“We have examples where clinics will hide alcohol tests or not take them in real accident cases, because they know that there will be no coverage if the patient has too much blood alcohol,” he said. “This will not change.”
Such medical provider fraud is something Sedgwick also expects to increase. “We’re aware of several medical facilities that have faced insolvency as a result of global travel restrictions and we’re prepared [should they] seek to recoup their losses when they’re able to,” stated Carman.
Insurance industry collaboration to share fraud trends
Being aware of fraud trends and anticipating emerging risks is something at which most insurers are adept, but all agree that collaborative efforts are the only way to stay one step ahead of fraudsters.
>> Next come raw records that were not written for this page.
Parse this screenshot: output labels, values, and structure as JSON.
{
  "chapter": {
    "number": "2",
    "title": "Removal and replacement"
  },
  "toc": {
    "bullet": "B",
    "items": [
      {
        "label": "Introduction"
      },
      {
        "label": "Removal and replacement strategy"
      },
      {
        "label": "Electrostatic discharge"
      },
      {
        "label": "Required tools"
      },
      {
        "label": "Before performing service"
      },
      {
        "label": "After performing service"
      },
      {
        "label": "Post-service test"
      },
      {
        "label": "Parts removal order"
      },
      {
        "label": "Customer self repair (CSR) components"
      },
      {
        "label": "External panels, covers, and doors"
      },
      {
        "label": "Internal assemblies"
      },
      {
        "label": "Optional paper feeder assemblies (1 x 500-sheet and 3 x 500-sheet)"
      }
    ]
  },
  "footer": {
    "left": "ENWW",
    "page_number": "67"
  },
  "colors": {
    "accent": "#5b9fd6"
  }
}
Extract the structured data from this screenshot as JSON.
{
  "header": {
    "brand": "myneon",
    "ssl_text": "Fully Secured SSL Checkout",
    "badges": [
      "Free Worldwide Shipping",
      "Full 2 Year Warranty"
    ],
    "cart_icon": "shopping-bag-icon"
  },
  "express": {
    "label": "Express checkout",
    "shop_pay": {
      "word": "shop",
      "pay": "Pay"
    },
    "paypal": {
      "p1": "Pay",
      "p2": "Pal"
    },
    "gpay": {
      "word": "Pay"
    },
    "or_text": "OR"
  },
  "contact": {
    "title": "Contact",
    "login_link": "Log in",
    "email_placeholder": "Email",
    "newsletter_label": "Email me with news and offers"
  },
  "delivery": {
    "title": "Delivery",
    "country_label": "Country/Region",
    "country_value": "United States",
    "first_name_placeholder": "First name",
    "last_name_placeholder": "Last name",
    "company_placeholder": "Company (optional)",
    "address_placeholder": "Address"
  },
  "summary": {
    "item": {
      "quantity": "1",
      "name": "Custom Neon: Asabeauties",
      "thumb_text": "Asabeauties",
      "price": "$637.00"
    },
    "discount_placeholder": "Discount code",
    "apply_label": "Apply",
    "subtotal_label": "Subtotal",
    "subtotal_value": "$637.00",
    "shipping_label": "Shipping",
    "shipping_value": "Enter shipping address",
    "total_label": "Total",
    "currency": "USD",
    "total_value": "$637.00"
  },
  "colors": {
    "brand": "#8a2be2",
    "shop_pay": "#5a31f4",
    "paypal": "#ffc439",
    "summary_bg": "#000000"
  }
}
Unfortunately, concerns around anti-trust laws and General Data Protection Regulations make data sharing difficult and create barriers to industry-wide counter-fraud efforts. These problems, however, are not insurmountable.
IFED’s work with international entities is a good example of successful cross-border travel insurance fraud detection. In one of the recent cases mentioned earlier, IFED worked with officers in the US, who made checks at a Florida hospital to confirm that the claimant had never been treated at the named establishment and thus proved his claim to be fraudulent.
“Some criminals see international borders as a hindrance for police investigations but, as demonstrated here, this is certainly not the case,” commented Detective Inspector Tom Hill, for IFED.
In fact, points out Hansen, many of the insurance-fraud-fighting community are now members of international associations such as the International Association of Special Investigation Units, so ‘there is very good collaboration across borders’. Although language barriers do exist, and there are many differences between countries when it comes to industry-specific terms, small steps towards enhanced collaboration are constant.
“More progress will be made, when we perhaps start to share more anonymised data on types of claims across the borders,” added Hansen, “allowing us to lay down baselines from which to evaluate certain types of fraud from their patterns alone.”
Europ Assistance recognises that ‘there is no competitive advantage in fighting fraud individually’. “Fraudsters, noted Begue, “will try to take advantage of the disconnect of different entities – usually at the same time or carried out in a phased manner. That is why it’s key to set a robust collaboration and partnership framework.”
In the meantime, insurers are stepping up their individual fraud-detection capabilities, with some exciting developments being seen across the industry, and working on pushing out the message to would-be fraudsters that insurance crime doesn’t pay. Although fraud has evolved over the period that we’ve been living with Covid, insurers and claims managers have also pivoted to stay far enough in front to be confident that they are best placed to meet the challenges of what comes next, head on.